From the first line to the last, set down the data exactly as given.

Website and app data records
---
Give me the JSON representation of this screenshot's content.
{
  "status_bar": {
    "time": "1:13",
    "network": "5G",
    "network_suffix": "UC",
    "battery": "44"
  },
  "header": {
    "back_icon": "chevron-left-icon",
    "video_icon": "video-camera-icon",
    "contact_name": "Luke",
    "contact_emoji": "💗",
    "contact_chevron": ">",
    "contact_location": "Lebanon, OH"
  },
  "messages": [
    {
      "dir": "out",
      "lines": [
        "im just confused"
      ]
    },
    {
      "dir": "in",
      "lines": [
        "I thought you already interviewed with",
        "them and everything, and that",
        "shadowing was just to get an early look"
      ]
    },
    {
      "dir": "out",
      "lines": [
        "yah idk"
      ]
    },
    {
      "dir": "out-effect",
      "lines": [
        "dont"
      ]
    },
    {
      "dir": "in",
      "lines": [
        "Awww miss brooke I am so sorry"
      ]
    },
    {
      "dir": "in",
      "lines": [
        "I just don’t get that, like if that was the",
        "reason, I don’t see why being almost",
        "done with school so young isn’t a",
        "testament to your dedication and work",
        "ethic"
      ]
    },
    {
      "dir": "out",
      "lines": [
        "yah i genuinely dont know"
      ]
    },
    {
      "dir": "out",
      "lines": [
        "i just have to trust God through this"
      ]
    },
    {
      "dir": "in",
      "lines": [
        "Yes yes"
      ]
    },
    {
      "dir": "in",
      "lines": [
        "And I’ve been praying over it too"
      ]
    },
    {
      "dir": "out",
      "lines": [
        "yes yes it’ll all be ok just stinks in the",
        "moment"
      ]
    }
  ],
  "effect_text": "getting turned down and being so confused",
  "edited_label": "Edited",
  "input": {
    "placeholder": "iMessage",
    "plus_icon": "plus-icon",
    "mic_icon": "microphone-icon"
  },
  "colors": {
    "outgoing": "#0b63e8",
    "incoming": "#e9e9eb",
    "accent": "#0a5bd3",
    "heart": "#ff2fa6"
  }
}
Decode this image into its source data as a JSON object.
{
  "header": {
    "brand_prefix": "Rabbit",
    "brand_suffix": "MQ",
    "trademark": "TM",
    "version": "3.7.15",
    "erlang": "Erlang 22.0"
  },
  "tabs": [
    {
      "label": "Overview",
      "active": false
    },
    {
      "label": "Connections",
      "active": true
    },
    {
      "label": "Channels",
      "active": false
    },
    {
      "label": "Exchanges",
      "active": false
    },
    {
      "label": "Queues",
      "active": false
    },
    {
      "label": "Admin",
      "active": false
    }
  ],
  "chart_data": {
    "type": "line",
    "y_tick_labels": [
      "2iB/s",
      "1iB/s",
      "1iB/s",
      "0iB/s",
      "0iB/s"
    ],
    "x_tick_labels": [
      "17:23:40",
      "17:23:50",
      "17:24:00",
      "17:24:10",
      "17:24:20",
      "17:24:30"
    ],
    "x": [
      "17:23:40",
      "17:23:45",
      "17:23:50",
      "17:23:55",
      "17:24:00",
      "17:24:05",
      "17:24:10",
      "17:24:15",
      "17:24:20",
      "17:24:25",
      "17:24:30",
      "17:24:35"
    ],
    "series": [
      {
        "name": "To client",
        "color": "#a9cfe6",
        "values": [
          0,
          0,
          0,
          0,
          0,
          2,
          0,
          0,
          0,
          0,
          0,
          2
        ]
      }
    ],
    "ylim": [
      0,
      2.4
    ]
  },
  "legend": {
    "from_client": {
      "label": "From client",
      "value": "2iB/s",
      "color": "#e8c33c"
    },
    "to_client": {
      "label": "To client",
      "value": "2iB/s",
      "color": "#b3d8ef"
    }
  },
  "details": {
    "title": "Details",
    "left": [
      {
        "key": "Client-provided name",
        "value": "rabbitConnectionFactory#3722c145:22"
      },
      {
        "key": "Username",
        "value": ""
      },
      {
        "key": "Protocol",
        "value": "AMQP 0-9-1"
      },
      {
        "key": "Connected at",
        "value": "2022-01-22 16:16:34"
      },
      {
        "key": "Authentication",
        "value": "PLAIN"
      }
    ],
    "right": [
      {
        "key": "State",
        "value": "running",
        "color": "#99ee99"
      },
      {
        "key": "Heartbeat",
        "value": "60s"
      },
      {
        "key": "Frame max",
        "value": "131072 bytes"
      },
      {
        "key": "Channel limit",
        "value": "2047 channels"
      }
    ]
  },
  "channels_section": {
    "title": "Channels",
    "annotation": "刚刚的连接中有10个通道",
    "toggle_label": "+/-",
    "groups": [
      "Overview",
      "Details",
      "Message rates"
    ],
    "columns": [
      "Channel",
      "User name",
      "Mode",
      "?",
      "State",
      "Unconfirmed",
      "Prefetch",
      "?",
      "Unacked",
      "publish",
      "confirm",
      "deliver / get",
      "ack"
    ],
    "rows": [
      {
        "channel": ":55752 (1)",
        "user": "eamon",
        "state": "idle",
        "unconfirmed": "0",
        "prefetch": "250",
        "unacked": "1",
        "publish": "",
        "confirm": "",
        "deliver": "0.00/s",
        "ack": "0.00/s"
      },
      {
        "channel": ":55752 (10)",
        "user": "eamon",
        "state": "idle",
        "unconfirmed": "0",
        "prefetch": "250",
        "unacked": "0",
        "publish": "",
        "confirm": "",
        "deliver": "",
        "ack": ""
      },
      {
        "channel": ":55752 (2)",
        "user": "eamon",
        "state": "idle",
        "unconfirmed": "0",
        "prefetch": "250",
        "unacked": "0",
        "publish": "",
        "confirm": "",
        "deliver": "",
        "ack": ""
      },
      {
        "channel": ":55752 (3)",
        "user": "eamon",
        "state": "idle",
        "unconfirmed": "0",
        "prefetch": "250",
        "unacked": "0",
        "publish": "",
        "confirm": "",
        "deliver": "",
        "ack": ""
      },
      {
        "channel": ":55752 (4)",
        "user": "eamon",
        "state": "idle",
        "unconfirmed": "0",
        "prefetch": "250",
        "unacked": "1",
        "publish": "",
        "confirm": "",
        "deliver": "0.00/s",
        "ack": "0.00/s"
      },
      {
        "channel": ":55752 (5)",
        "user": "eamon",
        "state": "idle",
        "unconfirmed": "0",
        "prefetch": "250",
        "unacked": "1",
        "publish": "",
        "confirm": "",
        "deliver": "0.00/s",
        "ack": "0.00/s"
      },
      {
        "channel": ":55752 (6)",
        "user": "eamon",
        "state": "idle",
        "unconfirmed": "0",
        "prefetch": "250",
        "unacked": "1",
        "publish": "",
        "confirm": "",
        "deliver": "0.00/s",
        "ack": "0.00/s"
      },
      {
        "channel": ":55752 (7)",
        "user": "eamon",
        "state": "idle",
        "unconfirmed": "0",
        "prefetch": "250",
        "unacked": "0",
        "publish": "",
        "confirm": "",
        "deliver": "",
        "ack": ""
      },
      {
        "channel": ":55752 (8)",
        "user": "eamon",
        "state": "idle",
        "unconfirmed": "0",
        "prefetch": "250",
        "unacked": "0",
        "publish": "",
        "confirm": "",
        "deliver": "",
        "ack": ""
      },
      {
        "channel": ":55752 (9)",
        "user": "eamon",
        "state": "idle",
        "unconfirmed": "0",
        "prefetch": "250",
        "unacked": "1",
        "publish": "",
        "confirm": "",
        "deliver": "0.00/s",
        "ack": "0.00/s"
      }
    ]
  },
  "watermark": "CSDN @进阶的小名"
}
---
§ Task answer
Give me the JSON representation of this screenshot's content.
{
  "status_bar": {
    "time": "1:13",
    "network": "5G",
    "network_suffix": "UC",
    "battery": "44"
  },
  "header": {
    "back_icon": "chevron-left-icon",
    "video_icon": "video-camera-icon",
    "contact_name": "Luke",
    "contact_emoji": "💗",
    "contact_chevron": ">",
    "contact_location": "Lebanon, OH"
  },
  "messages": [
    {
      "dir": "out",
      "lines": [
        "im just confused"
      ]
    },
    {
      "dir": "in",
      "lines": [
        "I thought you already interviewed with",
        "them and everything, and that",
        "shadowing was just to get an early look"
      ]
    },
    {
      "dir": "out",
      "lines": [
        "yah idk"
      ]
    },
    {
      "dir": "out-effect",
      "lines": [
        "dont"
      ]
    },
    {
      "dir": "in",
      "lines": [
        "Awww miss brooke I am so sorry"
      ]
    },
    {
      "dir": "in",
      "lines": [
        "I just don’t get that, like if that was the",
        "reason, I don’t see why being almost",
        "done with school so young isn’t a",
        "testament to your dedication and work",
        "ethic"
      ]
    },
    {
      "dir": "out",
      "lines": [
        "yah i genuinely dont know"
      ]
    },
    {
      "dir": "out",
      "lines": [
        "i just have to trust God through this"
      ]
    },
    {
      "dir": "in",
      "lines": [
        "Yes yes"
      ]
    },
    {
      "dir": "in",
      "lines": [
        "And I’ve been praying over it too"
      ]
    },
    {
      "dir": "out",
      "lines": [
        "yes yes it’ll all be ok just stinks in the",
        "moment"
      ]
    }
  ],
  "effect_text": "getting turned down and being so confused",
  "edited_label": "Edited",
  "input": {
    "placeholder": "iMessage",
    "plus_icon": "plus-icon",
    "mic_icon": "microphone-icon"
  },
  "colors": {
    "outgoing": "#0b63e8",
    "incoming": "#e9e9eb",
    "accent": "#0a5bd3",
    "heart": "#ff2fa6"
  }
}
Decode this image into its source data as a JSON object.
{
  "header": {
    "brand_prefix": "Rabbit",
    "brand_suffix": "MQ",
    "trademark": "TM",
    "version": "3.7.15",
    "erlang": "Erlang 22.0"
  },
  "tabs": [
    {
      "label": "Overview",
      "active": false
    },
    {
      "label": "Connections",
      "active": true
    },
    {
      "label": "Channels",
      "active": false
    },
    {
      "label": "Exchanges",
      "active": false
    },
    {
      "label": "Queues",
      "active": false
    },
    {
      "label": "Admin",
      "active": false
    }
  ],
  "chart_data": {
    "type": "line",
    "y_tick_labels": [
      "2iB/s",
      "1iB/s",
      "1iB/s",
      "0iB/s",
      "0iB/s"
    ],
    "x_tick_labels": [
      "17:23:40",
      "17:23:50",
      "17:24:00",
      "17:24:10",
      "17:24:20",
      "17:24:30"
    ],
    "x": [
      "17:23:40",
      "17:23:45",
      "17:23:50",
      "17:23:55",
      "17:24:00",
      "17:24:05",
      "17:24:10",
      "17:24:15",
      "17:24:20",
      "17:24:25",
      "17:24:30",
      "17:24:35"
    ],
    "series": [
      {
        "name": "To client",
        "color": "#a9cfe6",
        "values": [
          0,
          0,
          0,
          0,
          0,
          2,
          0,
          0,
          0,
          0,
          0,
          2
        ]
      }
    ],
    "ylim": [
      0,
      2.4
    ]
  },
  "legend": {
    "from_client": {
      "label": "From client",
      "value": "2iB/s",
      "color": "#e8c33c"
    },
    "to_client": {
      "label": "To client",
      "value": "2iB/s",
      "color": "#b3d8ef"
    }
  },
  "details": {
    "title": "Details",
    "left": [
      {
        "key": "Client-provided name",
        "value": "rabbitConnectionFactory#3722c145:22"
      },
      {
        "key": "Username",
        "value": ""
      },
      {
        "key": "Protocol",
        "value": "AMQP 0-9-1"
      },
      {
        "key": "Connected at",
        "value": "2022-01-22 16:16:34"
      },
      {
        "key": "Authentication",
        "value": "PLAIN"
      }
    ],
    "right": [
      {
        "key": "State",
        "value": "running",
        "color": "#99ee99"
      },
      {
        "key": "Heartbeat",
        "value": "60s"
      },
      {
        "key": "Frame max",
        "value": "131072 bytes"
      },
      {
        "key": "Channel limit",
        "value": "2047 channels"
      }
    ]
  },
  "channels_section": {
    "title": "Channels",
    "annotation": "刚刚的连接中有10个通道",
    "toggle_label": "+/-",
    "groups": [
      "Overview",
      "Details",
      "Message rates"
    ],
    "columns": [
      "Channel",
      "User name",
      "Mode",
      "?",
      "State",
      "Unconfirmed",
      "Prefetch",
      "?",
      "Unacked",
      "publish",
      "confirm",
      "deliver / get",
      "ack"
    ],
    "rows": [
      {
        "channel": ":55752 (1)",
        "user": "eamon",
        "state": "idle",
        "unconfirmed": "0",
        "prefetch": "250",
        "unacked": "1",
        "publish": "",
        "confirm": "",
        "deliver": "0.00/s",
        "ack": "0.00/s"
      },
      {
        "channel": ":55752 (10)",
        "user": "eamon",
        "state": "idle",
        "unconfirmed": "0",
        "prefetch": "250",
        "unacked": "0",
        "publish": "",
        "confirm": "",
        "deliver": "",
        "ack": ""
      },
      {
        "channel": ":55752 (2)",
        "user": "eamon",
        "state": "idle",
        "unconfirmed": "0",
        "prefetch": "250",
        "unacked": "0",
        "publish": "",
        "confirm": "",
        "deliver": "",
        "ack": ""
      },
      {
        "channel": ":55752 (3)",
        "user": "eamon",
        "state": "idle",
        "unconfirmed": "0",
        "prefetch": "250",
        "unacked": "0",
        "publish": "",
        "confirm": "",
        "deliver": "",
        "ack": ""
      },
      {
        "channel": ":55752 (4)",
        "user": "eamon",
        "state": "idle",
        "unconfirmed": "0",
        "prefetch": "250",
        "unacked": "1",
        "publish": "",
        "confirm": "",
        "deliver": "0.00/s",
        "ack": "0.00/s"
      },
      {
        "channel": ":55752 (5)",
        "user": "eamon",
        "state": "idle",
        "unconfirmed": "0",
        "prefetch": "250",
        "unacked": "1",
        "publish": "",
        "confirm": "",
        "deliver": "0.00/s",
        "ack": "0.00/s"
      },
      {
        "channel": ":55752 (6)",
        "user": "eamon",
        "state": "idle",
        "unconfirmed": "0",
        "prefetch": "250",
        "unacked": "1",
        "publish": "",
        "confirm": "",
        "deliver": "0.00/s",
        "ack": "0.00/s"
      },
      {
        "channel": ":55752 (7)",
        "user": "eamon",
        "state": "idle",
        "unconfirmed": "0",
        "prefetch": "250",
        "unacked": "0",
        "publish": "",
        "confirm": "",
        "deliver": "",
        "ack": ""
      },
      {
        "channel": ":55752 (8)",
        "user": "eamon",
        "state": "idle",
        "unconfirmed": "0",
        "prefetch": "250",
        "unacked": "0",
        "publish": "",
        "confirm": "",
        "deliver": "",
        "ack": ""
      },
      {
        "channel": ":55752 (9)",
        "user": "eamon",
        "state": "idle",
        "unconfirmed": "0",
        "prefetch": "250",
        "unacked": "1",
        "publish": "",
        "confirm": "",
        "deliver": "0.00/s",
        "ack": "0.00/s"
      }
    ]
  },
  "watermark": "CSDN @进阶的小名"
}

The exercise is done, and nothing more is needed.